It's best to start with the bare minimum. In most regions, drivers need to carry some basic vehicle insurance by law, typically including basic liability and medical coverage. Someone with this basic coverage will be complying with the law, but he or she will be in trouble if anything costly happens to the car, which brings up the next step: deciding how much coverage one needs.
In addition to basic liability insurance, it's possible to purchase collision and comprehensive insurance, which protect drivers in accidents or in the event of something like a tree falling on a car. Underinsured and uninsured motorist coverage pays out if a driver is involved in an accident with someone who lacks insurance, and drivers can also purchase liability and medical insurance above the government-mandated minimum, something which is highly recommended, since the minimum is quite low.
If a driver thinks that he or she will not be able to replace a car if it is damaged beyond repair, he or she should get comprehensive and collision. Drivers who have cars with outstanding loans or who are leasing may be required to get such coverage by the company which holds the lien on the vehicle. These drivers may also want gap insurance, which covers the difference between the amount of lien and the value of the car. If, for example, a driver has a loan out for $45,000 US Dollars (USD) but the car has depreciated to $35,000 USD, the insurance company will only pay out $35,000 USD, leaving a gap which the driver must pay. Gap insurance covers the additional $10,000 USD in this instance, allowing the driver to cancel out the loan when the car is destroyed.
There are some other special circumstances to think about when selecting vehicle insurance. People who own major assets such as businesses or real estate may want to think about carrying very high liability coverage, so that lawyers are not tempted to go after these assets in an accident. Some drivers like roadside assistance, including towing, which can be a big help if a car breaks down in a remote area. Others may appreciate rental reimbursement, which means that the insurance company will pay for a rental car in the event that the insured vehicle is totaled or severely damaged.

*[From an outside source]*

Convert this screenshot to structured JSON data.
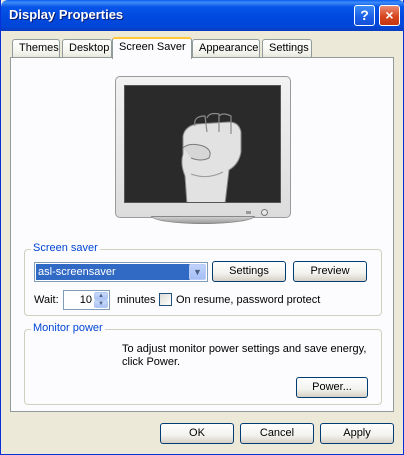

Drivers should also pay attention to riders, like requirements that they use all aftermarket parts in repairs to cut costs, or clauses which cover drivers while they are in rental cars. Finally, it's important to remember that overinsurance can be an issue. If a driver has excellent health insurance, for example, it doesn't make sense to pay for huge personal injury policies with vehicle insurance, because the driver's insurance already covers him or her. Likewise, paying exorbitant fees for comprehensive and collision insurance on an older car makes less sense than putting that money in the bank so that it's ready in the event that the old car breaks down and needs to be replaced.